Return all the entries. Match them word for word.

(Items from a data source)
┌────────

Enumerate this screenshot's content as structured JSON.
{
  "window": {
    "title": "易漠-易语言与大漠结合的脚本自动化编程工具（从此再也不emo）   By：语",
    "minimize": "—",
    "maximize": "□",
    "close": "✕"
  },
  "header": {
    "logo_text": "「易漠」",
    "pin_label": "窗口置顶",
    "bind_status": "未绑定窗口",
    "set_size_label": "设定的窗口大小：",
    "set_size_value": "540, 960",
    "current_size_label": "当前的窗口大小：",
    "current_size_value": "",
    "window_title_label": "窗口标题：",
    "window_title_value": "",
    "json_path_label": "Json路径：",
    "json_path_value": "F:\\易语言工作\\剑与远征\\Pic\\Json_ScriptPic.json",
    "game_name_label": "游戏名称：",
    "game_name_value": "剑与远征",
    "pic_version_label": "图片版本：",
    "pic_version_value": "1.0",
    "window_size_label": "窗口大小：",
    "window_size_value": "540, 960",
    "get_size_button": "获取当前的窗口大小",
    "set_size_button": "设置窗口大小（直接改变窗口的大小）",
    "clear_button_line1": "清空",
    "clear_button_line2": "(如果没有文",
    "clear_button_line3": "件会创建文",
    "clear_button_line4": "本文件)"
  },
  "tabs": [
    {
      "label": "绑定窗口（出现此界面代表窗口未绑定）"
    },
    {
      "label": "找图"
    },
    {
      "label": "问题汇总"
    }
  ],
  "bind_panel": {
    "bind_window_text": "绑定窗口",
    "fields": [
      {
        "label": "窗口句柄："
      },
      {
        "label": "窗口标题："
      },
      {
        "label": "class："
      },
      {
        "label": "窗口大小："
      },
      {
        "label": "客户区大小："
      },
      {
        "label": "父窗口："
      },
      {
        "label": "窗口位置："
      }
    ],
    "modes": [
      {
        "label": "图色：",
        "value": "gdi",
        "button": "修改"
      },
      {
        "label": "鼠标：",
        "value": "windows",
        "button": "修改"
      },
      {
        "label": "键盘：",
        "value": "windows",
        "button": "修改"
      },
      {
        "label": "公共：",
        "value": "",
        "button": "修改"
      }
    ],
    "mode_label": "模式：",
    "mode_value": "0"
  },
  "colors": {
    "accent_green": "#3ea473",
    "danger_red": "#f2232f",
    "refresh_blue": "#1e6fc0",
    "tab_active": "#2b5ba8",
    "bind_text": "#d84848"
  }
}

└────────

▸ **Written reply**:
Enumerate this screenshot's content as structured JSON.
{
  "window": {
    "title": "易漠-易语言与大漠结合的脚本自动化编程工具（从此再也不emo）   By：语",
    "minimize": "—",
    "maximize": "□",
    "close": "✕"
  },
  "header": {
    "logo_text": "「易漠」",
    "pin_label": "窗口置顶",
    "bind_status": "未绑定窗口",
    "set_size_label": "设定的窗口大小：",
    "set_size_value": "540, 960",
    "current_size_label": "当前的窗口大小：",
    "current_size_value": "",
    "window_title_label": "窗口标题：",
    "window_title_value": "",
    "json_path_label": "Json路径：",
    "json_path_value": "F:\\易语言工作\\剑与远征\\Pic\\Json_ScriptPic.json",
    "game_name_label": "游戏名称：",
    "game_name_value": "剑与远征",
    "pic_version_label": "图片版本：",
    "pic_version_value": "1.0",
    "window_size_label": "窗口大小：",
    "window_size_value": "540, 960",
    "get_size_button": "获取当前的窗口大小",
    "set_size_button": "设置窗口大小（直接改变窗口的大小）",
    "clear_button_line1": "清空",
    "clear_button_line2": "(如果没有文",
    "clear_button_line3": "件会创建文",
    "clear_button_line4": "本文件)"
  },
  "tabs": [
    {
      "label": "绑定窗口（出现此界面代表窗口未绑定）"
    },
    {
      "label": "找图"
    },
    {
      "label": "问题汇总"
    }
  ],
  "bind_panel": {
    "bind_window_text": "绑定窗口",
    "fields": [
      {
        "label": "窗口句柄："
      },
      {
        "label": "窗口标题："
      },
      {
        "label": "class："
      },
      {
        "label": "窗口大小："
      },
      {
        "label": "客户区大小："
      },
      {
        "label": "父窗口："
      },
      {
        "label": "窗口位置："
      }
    ],
    "modes": [
      {
        "label": "图色：",
        "value": "gdi",
        "button": "修改"
      },
      {
        "label": "鼠标：",
        "value": "windows",
        "button": "修改"
      },
      {
        "label": "键盘：",
        "value": "windows",
        "button": "修改"
      },
      {
        "label": "公共：",
        "value": "",
        "button": "修改"
      }
    ],
    "mode_label": "模式：",
    "mode_value": "0"
  },
  "colors": {
    "accent_green": "#3ea473",
    "danger_red": "#f2232f",
    "refresh_blue": "#1e6fc0",
    "tab_active": "#2b5ba8",
    "bind_text": "#d84848"
  }
}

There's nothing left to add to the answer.